Hi I think a wide variety and balance of foods might be good. I would only avoid something if one seems to have an allergy or symptoms with a particular food.
I think that's good advice for someone who has an immediate reaction (or a reaction within a few days or weeks) to a specfic food. For example, some people are alergic to peanuts and will often know immediately. I'm allergic to spinach. If I eat too much, I will get itchy on one side of my face. I will usually notice it the next day. I can't take fish oil or caffeine (but it takes a few days to a week to notice a reaction). Can't drink tea/coffee or eat watermelon because those things will make me go to the bathroom too often.
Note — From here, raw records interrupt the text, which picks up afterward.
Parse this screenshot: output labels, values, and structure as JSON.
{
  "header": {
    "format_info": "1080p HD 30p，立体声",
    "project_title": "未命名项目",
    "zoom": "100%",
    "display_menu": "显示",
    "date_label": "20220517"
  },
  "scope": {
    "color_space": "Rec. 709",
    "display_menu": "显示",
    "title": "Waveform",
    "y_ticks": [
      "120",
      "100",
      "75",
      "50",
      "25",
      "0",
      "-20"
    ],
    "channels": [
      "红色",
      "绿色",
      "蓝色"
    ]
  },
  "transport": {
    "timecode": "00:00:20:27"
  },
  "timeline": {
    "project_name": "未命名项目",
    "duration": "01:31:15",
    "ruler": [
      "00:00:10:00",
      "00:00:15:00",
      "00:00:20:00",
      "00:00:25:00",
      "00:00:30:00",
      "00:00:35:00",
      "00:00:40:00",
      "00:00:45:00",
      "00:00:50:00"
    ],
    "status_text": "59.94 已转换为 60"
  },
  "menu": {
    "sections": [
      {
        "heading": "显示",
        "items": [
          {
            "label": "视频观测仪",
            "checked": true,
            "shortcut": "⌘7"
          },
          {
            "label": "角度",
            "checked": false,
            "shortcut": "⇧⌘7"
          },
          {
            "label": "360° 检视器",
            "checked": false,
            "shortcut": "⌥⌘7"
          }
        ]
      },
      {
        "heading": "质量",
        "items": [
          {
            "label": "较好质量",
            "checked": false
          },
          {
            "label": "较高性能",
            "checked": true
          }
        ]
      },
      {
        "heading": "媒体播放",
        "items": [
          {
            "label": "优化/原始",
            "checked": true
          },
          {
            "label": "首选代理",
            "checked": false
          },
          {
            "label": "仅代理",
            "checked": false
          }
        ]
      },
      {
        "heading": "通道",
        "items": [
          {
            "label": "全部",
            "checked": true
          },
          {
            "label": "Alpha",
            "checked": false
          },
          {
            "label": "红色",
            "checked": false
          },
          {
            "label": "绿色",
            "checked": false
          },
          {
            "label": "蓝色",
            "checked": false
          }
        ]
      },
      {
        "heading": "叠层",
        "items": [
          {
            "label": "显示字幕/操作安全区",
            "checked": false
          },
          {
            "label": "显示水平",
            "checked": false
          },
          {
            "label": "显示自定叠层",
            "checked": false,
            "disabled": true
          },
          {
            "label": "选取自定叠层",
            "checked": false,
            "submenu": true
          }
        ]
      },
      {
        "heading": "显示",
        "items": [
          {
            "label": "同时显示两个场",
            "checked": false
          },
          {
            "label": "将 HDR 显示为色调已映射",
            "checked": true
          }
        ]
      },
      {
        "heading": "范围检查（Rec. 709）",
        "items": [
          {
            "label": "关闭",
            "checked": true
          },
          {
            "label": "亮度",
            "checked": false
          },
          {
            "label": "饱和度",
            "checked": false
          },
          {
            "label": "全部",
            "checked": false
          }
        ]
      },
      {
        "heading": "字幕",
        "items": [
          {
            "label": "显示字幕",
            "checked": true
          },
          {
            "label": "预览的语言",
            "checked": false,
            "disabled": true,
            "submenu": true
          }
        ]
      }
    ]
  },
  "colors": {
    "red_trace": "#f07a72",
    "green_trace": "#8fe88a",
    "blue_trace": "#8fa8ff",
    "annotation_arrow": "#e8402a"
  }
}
All of these things I realized without reading, "Eat Right 4 Your Blood Type". It sometimes takes a little thoughtfulness but it can be figured out.
However, there may be times when someone has a problem and suspects it may be related to food but can't figure it out. For example, I have overactive bladder which was diagnosed by my doctor. Things like Tea, coffee or watermelon can make it worse. That was relatively easy for me to figure out. But how can I cure it completely? That's the question.
When I can't figure it out by myself and my doctor doesn't have any natural remedy, I don't mind giving the blood type diet a try. I've always been very flexible when it comes to diet. So what have I got to lose? I still eat a LARGE variety of healthy fruits and vegetables based on my blood type. I even have a pretty good choice of grains, meats, fish and oils.
So I have a lot of variety in my diet and I don't feel like I'm suffering any deprivation.
I have noticed some improvement. So far it's not as much as I had hoped for but I feel as though I am still making adjustments. (And still trying to adjust to the proper way of combining foods.) So I plan to keep trying for at least a year. In some instances the body may need some time to make repairs. This may or may not be the case with overactive bladder. But I intend to give it plenty of time.
I forgot to mention something important about "blood clumping". This has a lot to do with the functioning of one's immune system. As I mentioned before, certain food lectins may cause your blood to clump. This means your immune system (blood) has identified these lectins as foreign invaders.
So what's the harm? I ate a lot of cauliflower, enjoyed it, and I never had any bad symptoms that I know of. The theory goes like this: By eating the "wrong" foods (for your blood type) you put stress on your immune system and this could most likely cause (internal) inflammation. And inflammation is not always noticed, at least not at first. A person could have inflammation for years or decades before having a heart attack, stroke, cancer or Alzheimer's, to name a few.
Also, as we get older our immune systems get weaker and weaker. So what happens if our weakend immune system is busy attacking lectins? It will be less efficient in attacking stray cancer cells, which everyone has from time to time. This might explain why cancer is at an epidemic level among older people.
Last edited by JohnR41; 03-27-2011 at 03:14 PM.
Reason: added a few words for clairification